• [WHAT IS NEEDED] Work out how many lines in the data include the string "this"; reply with that number alone.

(SUPPLIED RECORDS begins)

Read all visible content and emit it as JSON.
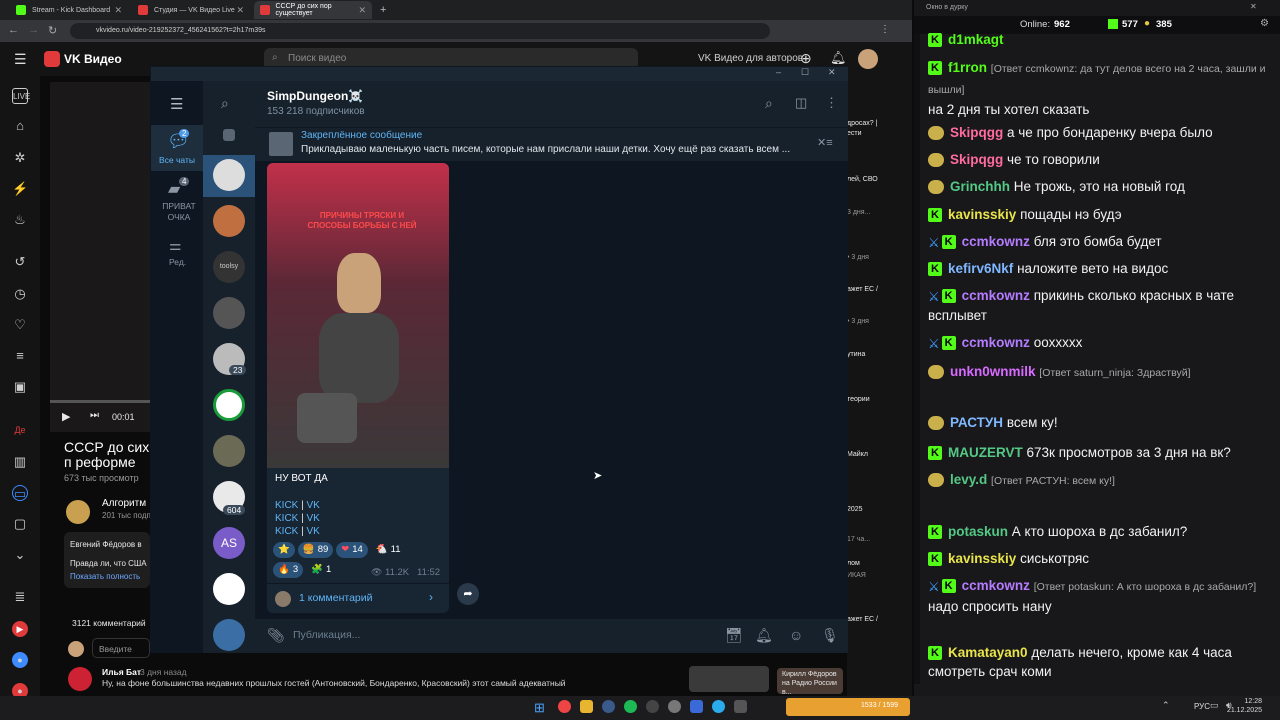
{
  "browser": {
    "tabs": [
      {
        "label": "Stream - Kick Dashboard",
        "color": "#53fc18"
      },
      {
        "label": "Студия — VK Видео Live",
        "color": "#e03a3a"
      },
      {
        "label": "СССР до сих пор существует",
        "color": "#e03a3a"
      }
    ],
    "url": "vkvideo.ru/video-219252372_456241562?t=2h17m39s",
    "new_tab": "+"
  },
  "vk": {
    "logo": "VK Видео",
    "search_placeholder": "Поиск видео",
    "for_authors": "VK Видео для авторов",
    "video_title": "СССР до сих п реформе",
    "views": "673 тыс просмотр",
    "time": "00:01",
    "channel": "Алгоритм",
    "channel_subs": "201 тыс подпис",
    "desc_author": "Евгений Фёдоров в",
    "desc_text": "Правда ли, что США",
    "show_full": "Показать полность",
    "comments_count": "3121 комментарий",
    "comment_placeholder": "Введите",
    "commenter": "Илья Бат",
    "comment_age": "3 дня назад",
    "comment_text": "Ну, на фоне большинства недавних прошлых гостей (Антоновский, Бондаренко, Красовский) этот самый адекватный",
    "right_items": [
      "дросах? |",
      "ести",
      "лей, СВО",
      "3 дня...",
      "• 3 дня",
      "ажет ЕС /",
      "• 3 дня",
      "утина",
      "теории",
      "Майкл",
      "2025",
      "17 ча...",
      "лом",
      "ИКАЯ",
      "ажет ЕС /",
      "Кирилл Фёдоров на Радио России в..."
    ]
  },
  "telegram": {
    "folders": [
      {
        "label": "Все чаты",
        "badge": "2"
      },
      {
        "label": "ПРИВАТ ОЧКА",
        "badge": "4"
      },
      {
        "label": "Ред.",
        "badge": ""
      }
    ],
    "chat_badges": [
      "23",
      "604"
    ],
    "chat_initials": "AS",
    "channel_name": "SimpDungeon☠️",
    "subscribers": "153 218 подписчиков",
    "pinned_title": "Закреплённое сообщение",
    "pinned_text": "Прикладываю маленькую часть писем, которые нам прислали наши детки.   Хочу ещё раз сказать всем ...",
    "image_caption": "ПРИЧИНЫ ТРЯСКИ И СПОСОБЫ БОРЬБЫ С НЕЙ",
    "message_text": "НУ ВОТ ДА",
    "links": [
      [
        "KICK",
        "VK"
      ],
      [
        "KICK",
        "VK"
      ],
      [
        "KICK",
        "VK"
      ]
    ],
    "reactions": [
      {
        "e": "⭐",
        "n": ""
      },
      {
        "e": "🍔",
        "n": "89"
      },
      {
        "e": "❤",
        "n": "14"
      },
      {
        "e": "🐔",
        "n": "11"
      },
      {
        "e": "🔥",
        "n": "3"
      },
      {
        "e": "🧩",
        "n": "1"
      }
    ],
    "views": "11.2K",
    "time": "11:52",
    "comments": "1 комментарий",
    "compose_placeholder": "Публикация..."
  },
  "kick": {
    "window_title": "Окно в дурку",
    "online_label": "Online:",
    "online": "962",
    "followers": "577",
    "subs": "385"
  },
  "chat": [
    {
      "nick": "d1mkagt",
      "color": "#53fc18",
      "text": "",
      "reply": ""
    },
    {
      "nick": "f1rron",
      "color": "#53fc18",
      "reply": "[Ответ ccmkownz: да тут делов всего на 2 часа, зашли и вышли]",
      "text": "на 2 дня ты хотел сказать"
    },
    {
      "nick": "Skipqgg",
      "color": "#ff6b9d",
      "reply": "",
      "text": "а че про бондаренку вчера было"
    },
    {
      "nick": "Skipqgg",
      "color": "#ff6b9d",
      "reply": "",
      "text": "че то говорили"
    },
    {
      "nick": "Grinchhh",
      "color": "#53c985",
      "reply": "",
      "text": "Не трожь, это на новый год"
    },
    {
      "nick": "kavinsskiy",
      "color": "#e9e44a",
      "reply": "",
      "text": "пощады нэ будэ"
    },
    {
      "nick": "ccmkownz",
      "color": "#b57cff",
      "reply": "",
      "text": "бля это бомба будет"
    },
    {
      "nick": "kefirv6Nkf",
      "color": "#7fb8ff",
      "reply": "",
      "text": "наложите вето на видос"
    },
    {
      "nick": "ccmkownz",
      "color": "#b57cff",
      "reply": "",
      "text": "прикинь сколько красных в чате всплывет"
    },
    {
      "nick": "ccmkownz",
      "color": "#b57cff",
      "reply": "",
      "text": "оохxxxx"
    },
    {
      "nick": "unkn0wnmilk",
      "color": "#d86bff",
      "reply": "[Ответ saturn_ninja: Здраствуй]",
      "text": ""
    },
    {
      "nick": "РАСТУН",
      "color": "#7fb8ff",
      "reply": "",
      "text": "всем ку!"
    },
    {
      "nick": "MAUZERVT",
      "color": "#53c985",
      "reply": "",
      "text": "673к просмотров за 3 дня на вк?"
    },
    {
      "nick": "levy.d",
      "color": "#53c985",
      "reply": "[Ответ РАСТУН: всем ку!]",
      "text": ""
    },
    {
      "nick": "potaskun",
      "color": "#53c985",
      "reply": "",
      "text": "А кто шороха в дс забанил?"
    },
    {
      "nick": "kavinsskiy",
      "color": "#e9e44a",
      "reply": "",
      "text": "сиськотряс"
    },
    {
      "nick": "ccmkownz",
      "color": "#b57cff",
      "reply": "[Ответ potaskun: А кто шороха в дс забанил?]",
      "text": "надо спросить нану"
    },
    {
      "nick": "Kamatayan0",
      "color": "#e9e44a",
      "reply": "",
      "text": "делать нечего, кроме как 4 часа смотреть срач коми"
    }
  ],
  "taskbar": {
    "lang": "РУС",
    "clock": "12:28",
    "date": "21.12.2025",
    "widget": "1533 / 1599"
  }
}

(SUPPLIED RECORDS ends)
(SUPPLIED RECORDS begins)

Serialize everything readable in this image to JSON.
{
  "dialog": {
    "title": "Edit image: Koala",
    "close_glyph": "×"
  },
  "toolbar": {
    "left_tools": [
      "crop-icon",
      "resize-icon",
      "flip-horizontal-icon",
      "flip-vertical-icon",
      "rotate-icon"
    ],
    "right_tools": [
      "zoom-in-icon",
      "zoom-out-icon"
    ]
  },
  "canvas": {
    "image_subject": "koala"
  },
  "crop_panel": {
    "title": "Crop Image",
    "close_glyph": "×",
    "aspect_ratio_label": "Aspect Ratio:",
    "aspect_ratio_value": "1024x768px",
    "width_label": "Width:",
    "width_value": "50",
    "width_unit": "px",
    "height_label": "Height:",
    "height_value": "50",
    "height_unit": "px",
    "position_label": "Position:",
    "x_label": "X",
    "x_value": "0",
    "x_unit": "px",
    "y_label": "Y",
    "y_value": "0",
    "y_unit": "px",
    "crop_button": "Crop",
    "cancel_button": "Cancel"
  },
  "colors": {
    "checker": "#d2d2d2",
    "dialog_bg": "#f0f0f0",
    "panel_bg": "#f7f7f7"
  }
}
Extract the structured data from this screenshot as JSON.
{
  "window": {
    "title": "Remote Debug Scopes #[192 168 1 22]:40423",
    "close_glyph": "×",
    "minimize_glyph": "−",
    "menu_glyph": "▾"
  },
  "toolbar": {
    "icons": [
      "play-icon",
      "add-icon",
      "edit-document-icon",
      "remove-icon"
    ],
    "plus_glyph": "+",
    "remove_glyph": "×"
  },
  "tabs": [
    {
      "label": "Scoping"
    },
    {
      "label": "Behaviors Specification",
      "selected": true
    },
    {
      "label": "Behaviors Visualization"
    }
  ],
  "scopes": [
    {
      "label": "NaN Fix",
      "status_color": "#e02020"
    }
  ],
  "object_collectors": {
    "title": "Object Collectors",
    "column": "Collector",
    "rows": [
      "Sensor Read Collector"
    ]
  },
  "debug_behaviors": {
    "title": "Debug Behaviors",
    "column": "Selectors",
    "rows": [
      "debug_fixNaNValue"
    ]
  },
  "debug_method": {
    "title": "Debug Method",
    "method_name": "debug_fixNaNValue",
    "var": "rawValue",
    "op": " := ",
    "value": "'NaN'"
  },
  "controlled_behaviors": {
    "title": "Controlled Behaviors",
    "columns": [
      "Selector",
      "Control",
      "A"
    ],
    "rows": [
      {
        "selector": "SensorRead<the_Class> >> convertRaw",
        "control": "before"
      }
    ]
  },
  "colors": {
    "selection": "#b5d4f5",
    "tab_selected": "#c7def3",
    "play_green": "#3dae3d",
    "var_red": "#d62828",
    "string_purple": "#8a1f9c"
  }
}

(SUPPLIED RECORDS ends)

• [OUTPUT BELOW] 2